- Given entries -

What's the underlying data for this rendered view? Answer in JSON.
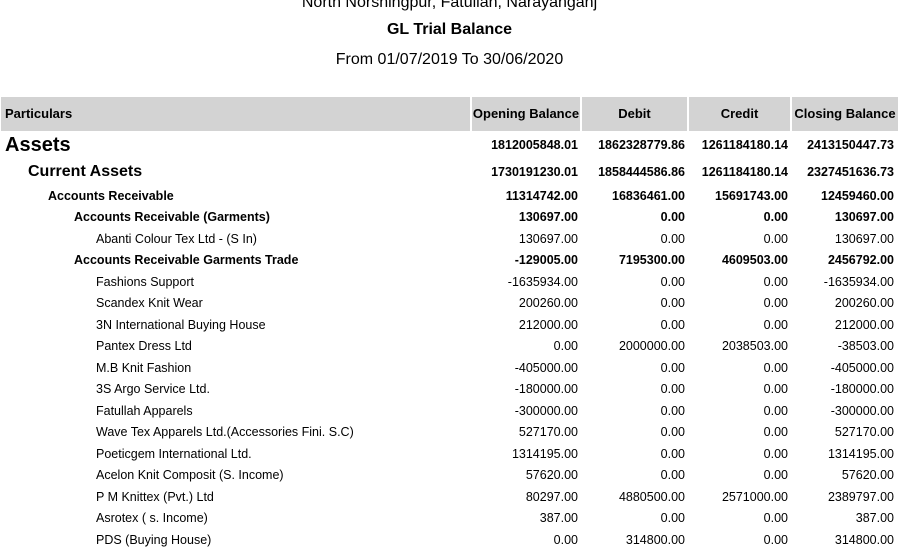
{
  "report": {
    "address": "North Norshingpur, Fatullah, Narayanganj",
    "title": "GL Trial Balance",
    "period": "From 01/07/2019 To 30/06/2020"
  },
  "columns": {
    "particulars": "Particulars",
    "opening": "Opening Balance",
    "debit": "Debit",
    "credit": "Credit",
    "closing": "Closing Balance"
  },
  "rows": [
    {
      "name": "Assets",
      "opening": "1812005848.01",
      "debit": "1862328779.86",
      "credit": "1261184180.14",
      "closing": "2413150447.73"
    },
    {
      "name": "Current Assets",
      "opening": "1730191230.01",
      "debit": "1858444586.86",
      "credit": "1261184180.14",
      "closing": "2327451636.73"
    },
    {
      "name": "Accounts Receivable",
      "opening": "11314742.00",
      "debit": "16836461.00",
      "credit": "15691743.00",
      "closing": "12459460.00"
    },
    {
      "name": "Accounts Receivable (Garments)",
      "opening": "130697.00",
      "debit": "0.00",
      "credit": "0.00",
      "closing": "130697.00"
    },
    {
      "name": "Abanti Colour Tex Ltd - (S In)",
      "opening": "130697.00",
      "debit": "0.00",
      "credit": "0.00",
      "closing": "130697.00"
    },
    {
      "name": "Accounts Receivable Garments Trade",
      "opening": "-129005.00",
      "debit": "7195300.00",
      "credit": "4609503.00",
      "closing": "2456792.00"
    },
    {
      "name": "Fashions Support",
      "opening": "-1635934.00",
      "debit": "0.00",
      "credit": "0.00",
      "closing": "-1635934.00"
    },
    {
      "name": "Scandex  Knit Wear",
      "opening": "200260.00",
      "debit": "0.00",
      "credit": "0.00",
      "closing": "200260.00"
    },
    {
      "name": "3N International Buying House",
      "opening": "212000.00",
      "debit": "0.00",
      "credit": "0.00",
      "closing": "212000.00"
    },
    {
      "name": "Pantex Dress Ltd",
      "opening": "0.00",
      "debit": "2000000.00",
      "credit": "2038503.00",
      "closing": "-38503.00"
    },
    {
      "name": "M.B Knit Fashion",
      "opening": "-405000.00",
      "debit": "0.00",
      "credit": "0.00",
      "closing": "-405000.00"
    },
    {
      "name": "3S Argo Service Ltd.",
      "opening": "-180000.00",
      "debit": "0.00",
      "credit": "0.00",
      "closing": "-180000.00"
    },
    {
      "name": "Fatullah Apparels",
      "opening": "-300000.00",
      "debit": "0.00",
      "credit": "0.00",
      "closing": "-300000.00"
    },
    {
      "name": "Wave Tex Apparels Ltd.(Accessories Fini. S.C)",
      "opening": "527170.00",
      "debit": "0.00",
      "credit": "0.00",
      "closing": "527170.00"
    },
    {
      "name": "Poeticgem International Ltd.",
      "opening": "1314195.00",
      "debit": "0.00",
      "credit": "0.00",
      "closing": "1314195.00"
    },
    {
      "name": "Acelon Knit Composit (S. Income)",
      "opening": "57620.00",
      "debit": "0.00",
      "credit": "0.00",
      "closing": "57620.00"
    },
    {
      "name": "P M Knittex (Pvt.) Ltd",
      "opening": "80297.00",
      "debit": "4880500.00",
      "credit": "2571000.00",
      "closing": "2389797.00"
    },
    {
      "name": "Asrotex ( s. Income)",
      "opening": "387.00",
      "debit": "0.00",
      "credit": "0.00",
      "closing": "387.00"
    },
    {
      "name": "PDS (Buying House)",
      "opening": "0.00",
      "debit": "314800.00",
      "credit": "0.00",
      "closing": "314800.00"
    }
  ]
}
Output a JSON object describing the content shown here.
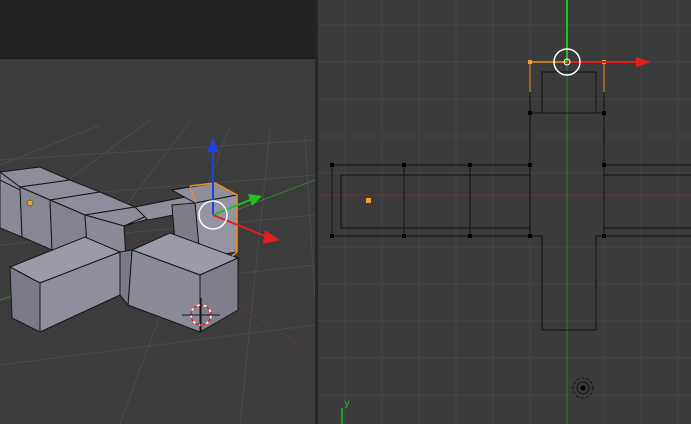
{
  "left_viewport": {
    "view": "user-perspective",
    "show_grid": true,
    "objects": [
      "mesh-cubes",
      "selected-face",
      "origin-dot",
      "3d-cursor",
      "transform-manipulator"
    ]
  },
  "right_viewport": {
    "view": "top-orthographic",
    "axis_label_y": "y",
    "show_grid": true
  },
  "colors": {
    "background": "#3b3b3b",
    "header": "#222222",
    "mesh_face": "#9a9aa8",
    "selection": "#f0901f",
    "axis_x": "#e02020",
    "axis_y": "#20c020",
    "axis_z": "#2040e0",
    "edge": "#111111"
  }
}
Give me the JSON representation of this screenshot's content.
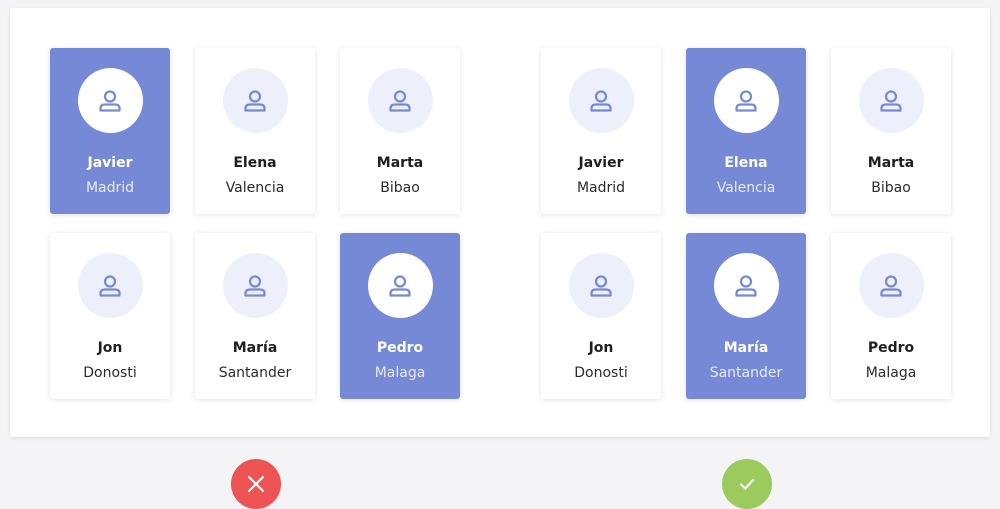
{
  "colors": {
    "selected": "#7689d6",
    "card": "#ffffff",
    "avatar_bg": "#edf0fb",
    "icon": "#7689d6",
    "wrong": "#ec5352",
    "correct": "#9bcb5c"
  },
  "examples": [
    {
      "verdict": "incorrect",
      "badge_icon": "close-icon",
      "cards": [
        {
          "name": "Javier",
          "city": "Madrid",
          "selected": true
        },
        {
          "name": "Elena",
          "city": "Valencia",
          "selected": false
        },
        {
          "name": "Marta",
          "city": "Bibao",
          "selected": false
        },
        {
          "name": "Jon",
          "city": "Donosti",
          "selected": false
        },
        {
          "name": "María",
          "city": "Santander",
          "selected": false
        },
        {
          "name": "Pedro",
          "city": "Malaga",
          "selected": true
        }
      ]
    },
    {
      "verdict": "correct",
      "badge_icon": "check-icon",
      "cards": [
        {
          "name": "Javier",
          "city": "Madrid",
          "selected": false
        },
        {
          "name": "Elena",
          "city": "Valencia",
          "selected": true
        },
        {
          "name": "Marta",
          "city": "Bibao",
          "selected": false
        },
        {
          "name": "Jon",
          "city": "Donosti",
          "selected": false
        },
        {
          "name": "María",
          "city": "Santander",
          "selected": true
        },
        {
          "name": "Pedro",
          "city": "Malaga",
          "selected": false
        }
      ]
    }
  ]
}
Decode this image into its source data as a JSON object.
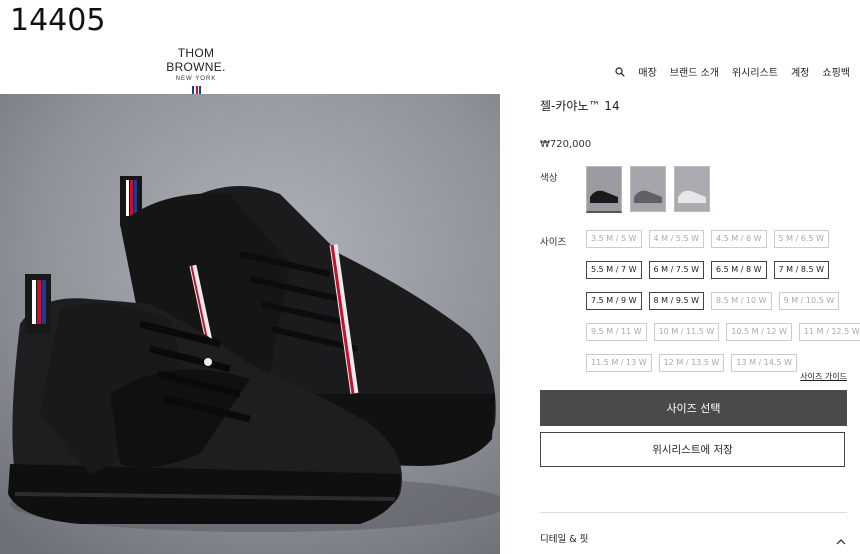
{
  "overlay_number": "14405",
  "logo": {
    "brand": "THOM BROWNE.",
    "city": "NEW YORK"
  },
  "nav": {
    "items": [
      "매장",
      "브랜드 소개",
      "위시리스트",
      "계정",
      "쇼핑백"
    ]
  },
  "product": {
    "title": "젤-카야노™ 14",
    "price": "₩720,000",
    "color_label": "색상",
    "size_label": "사이즈"
  },
  "sizes": [
    [
      {
        "label": "3.5 M / 5 W",
        "available": false
      },
      {
        "label": "4 M / 5.5 W",
        "available": false
      },
      {
        "label": "4.5 M / 6 W",
        "available": false
      },
      {
        "label": "5 M / 6.5 W",
        "available": false
      }
    ],
    [
      {
        "label": "5.5 M / 7 W",
        "available": true
      },
      {
        "label": "6 M / 7.5 W",
        "available": true
      },
      {
        "label": "6.5 M / 8 W",
        "available": true
      },
      {
        "label": "7 M / 8.5 W",
        "available": true
      }
    ],
    [
      {
        "label": "7.5 M / 9 W",
        "available": true
      },
      {
        "label": "8 M / 9.5 W",
        "available": true
      },
      {
        "label": "8.5 M / 10 W",
        "available": false
      },
      {
        "label": "9 M / 10.5 W",
        "available": false
      }
    ],
    [
      {
        "label": "9.5 M / 11 W",
        "available": false
      },
      {
        "label": "10 M / 11.5 W",
        "available": false
      },
      {
        "label": "10.5 M / 12 W",
        "available": false
      },
      {
        "label": "11 M / 12.5 W",
        "available": false
      }
    ],
    [
      {
        "label": "11.5 M / 13 W",
        "available": false
      },
      {
        "label": "12 M / 13.5 W",
        "available": false
      },
      {
        "label": "13 M / 14.5 W",
        "available": false
      }
    ]
  ],
  "size_guide": "사이즈 가이드",
  "buttons": {
    "select_size": "사이즈 선택",
    "save_wishlist": "위시리스트에 저장"
  },
  "details_label": "디테일 & 핏",
  "colors": {
    "primary_button": "#4a4a4a",
    "flag_blue": "#1f3a93",
    "flag_red": "#c8102e"
  },
  "icons": {
    "search": "search-icon",
    "details_toggle": "chevron-up-icon"
  }
}
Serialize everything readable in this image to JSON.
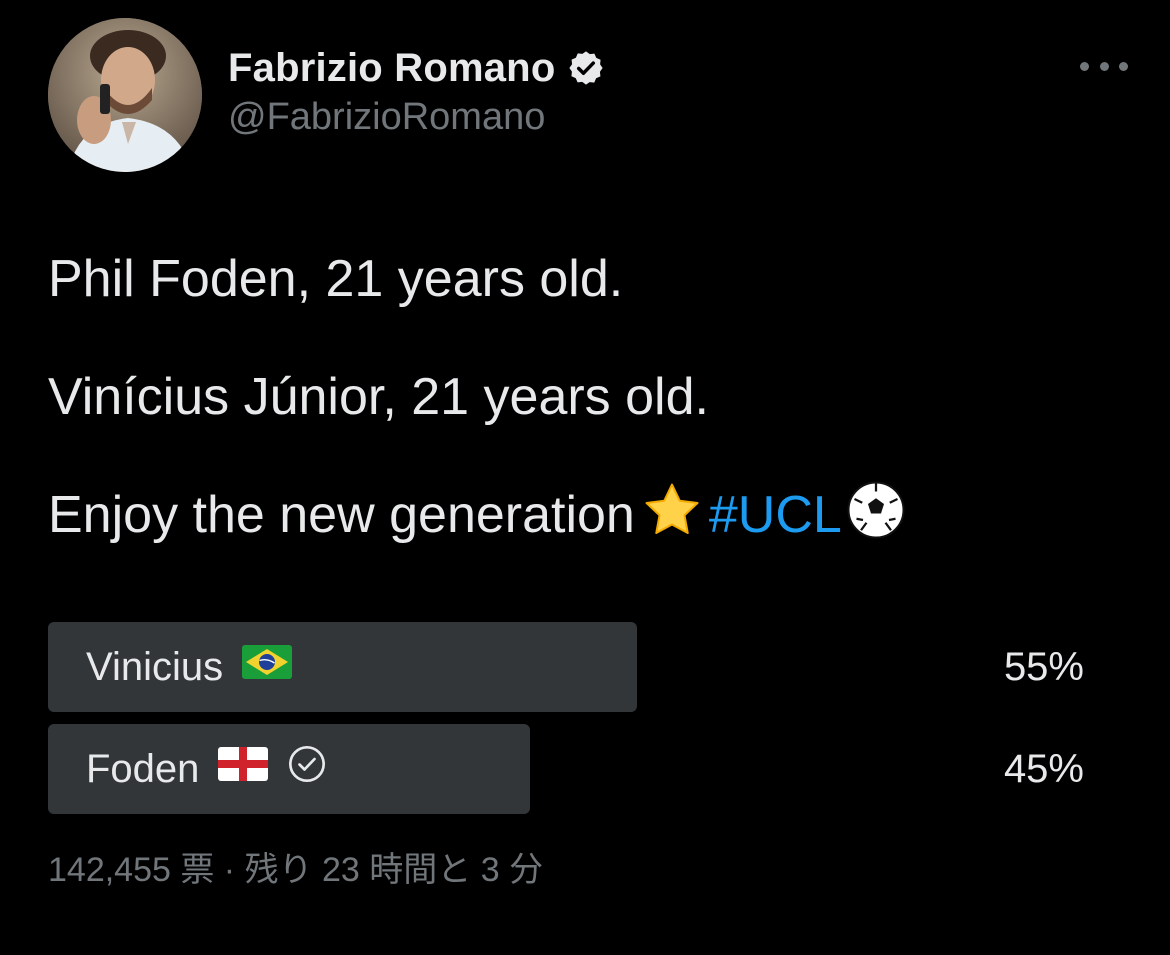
{
  "author": {
    "display_name": "Fabrizio Romano",
    "handle": "@FabrizioRomano",
    "verified": true,
    "avatar_icon": "profile-photo"
  },
  "tweet": {
    "line1": "Phil Foden, 21 years old.",
    "line2": "Vinícius Júnior, 21 years old.",
    "line3_text": "Enjoy the new generation",
    "line3_emoji": "star-emoji",
    "hashtag": "#UCL",
    "trailing_emoji": "soccer-ball-emoji"
  },
  "poll": {
    "options": [
      {
        "label": "Vinicius",
        "flag": "brazil-flag",
        "percent_text": "55%",
        "percent": 55,
        "selected": false
      },
      {
        "label": "Foden",
        "flag": "england-flag",
        "percent_text": "45%",
        "percent": 45,
        "selected": true
      }
    ],
    "votes": "142,455",
    "votes_unit": "票",
    "separator": " · ",
    "time_left": "残り 23 時間と 3 分"
  },
  "colors": {
    "background": "#000000",
    "text": "#e7e9ea",
    "secondary": "#71767b",
    "link": "#1d9bf0",
    "poll_bar": "#333639"
  }
}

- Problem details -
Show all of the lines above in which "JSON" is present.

- Exercise answer -
What's the underlying data for this rendered view? Answer in JSON.
Output a JSON object describing the content shown here.
Give me the JSON representation of this screenshot's content.
Decode this image into its source data as a JSON object.
Serialize everything readable in this image to JSON.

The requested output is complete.